Proof. The proof process is similar that in Theorem 1.

##### 2.3. The Third Kind of Second-Order Delay Differential Equations

In order to improve the iteration speed, we modify the above iterative formulas and reconstruct the Lagrange multiplier. Consider the initial value problems of second-order delay differential equations where is a differentiable function, is a strictly monotone increasing function and satisfies that and , there exists such that , are bounded functions, and is a given continuous mapping and satisfies the Lipschitz condition where , are Lipschitz constants.

Now the VIM for (2.19) can read where for ; denotes the restrictive variation, that is, . Thus, we have Using integration by parts to (32), we have From the above formula, the stationary conditions are obtained as We suppose that , are the fundamental solutions of (35); the corresponding general solution of (35) is Using the initial conditions of (35), we have Note that is the Wronski determinant of , . We have Using the Liouville formula, we have So can be expressed as Note that Equation (40) can be expressed as Substituting (42) into (31) and (32), we obtain

Theorem 3. Suppose that the initial value problems (2.19) satisfy the condition (30), and , . Then the sequence defined by (43) and (44) with converges to the solution of (2.19).

Proof. The proof process is similar to that in Theorem 1.

#### 3. Illustrative Examples

In this section, some illustrative examples are given to show the efficiency of the VIM for solving second-order delay differential equations.

Example 4. Consider the initial value problem of second-order differential equation with pantograph delay with the exact solution . Using the VIM given in formulas (9) and (10), we construct the correction functional We take as the initial approximation and obtain that The exact and approximate solutions are plotted in Figure 1, which shows that the method gives a very good approximation to the exact solution.

Example 5. Consider the second-order delay differential equation Using the VIM given in formulas (28), we construct the correction functional We take as the initial approximation, and obtain that

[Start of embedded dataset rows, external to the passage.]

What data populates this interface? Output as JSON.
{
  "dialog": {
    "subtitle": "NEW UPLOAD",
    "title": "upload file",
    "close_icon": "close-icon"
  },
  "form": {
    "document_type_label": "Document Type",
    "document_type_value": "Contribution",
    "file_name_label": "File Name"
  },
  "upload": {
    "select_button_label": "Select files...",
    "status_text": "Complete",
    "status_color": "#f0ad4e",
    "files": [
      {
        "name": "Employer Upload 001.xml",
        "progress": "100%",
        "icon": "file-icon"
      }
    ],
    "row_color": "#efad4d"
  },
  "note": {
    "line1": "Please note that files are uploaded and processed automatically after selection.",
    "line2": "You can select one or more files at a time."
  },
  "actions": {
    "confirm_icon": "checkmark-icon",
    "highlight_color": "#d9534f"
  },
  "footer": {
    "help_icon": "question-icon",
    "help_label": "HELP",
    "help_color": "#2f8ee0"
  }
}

Example 6. Consider the second-order delay differential equation with the exact solution . From (35), we can solve that . Using the VIM given in formulas (43) and (44), we construct the correction functional We take as the initial approximation and obtain that We use the iterative formulas (9) and (43) for Example 6, respectively. When the iteration number , the corresponding relative errors are showed in Table 1.
Table 1 shows that the iteration speed of the iterative formula (43) for Example 6 is much faster than that of iterative formula (9). This demonstrates that it is important to choose a reasonable Lagrange multiplier.

#### 4. Conclusion

In this paper, we apply the VIM to obtain the analytical or approximate analytical solutions of second-order delay differential equations. Some illustrative examples show that this method gives a very good approximation to the exact solution. The VIM is a promising method for second-order delay differential equations.

#### Acknowledgments

The authors would like to thank the projects from NSF of China (11226322, 11271311), the Program for Changjiang Scholars and the Innovative Research Team in the University of China (IRT1179), the Aid Program for Science and Technology Innovative Research Team in Higher Educational Institutions of Hunan Province of China, and the Fund Project of Hunan Province Education Office (11C1120).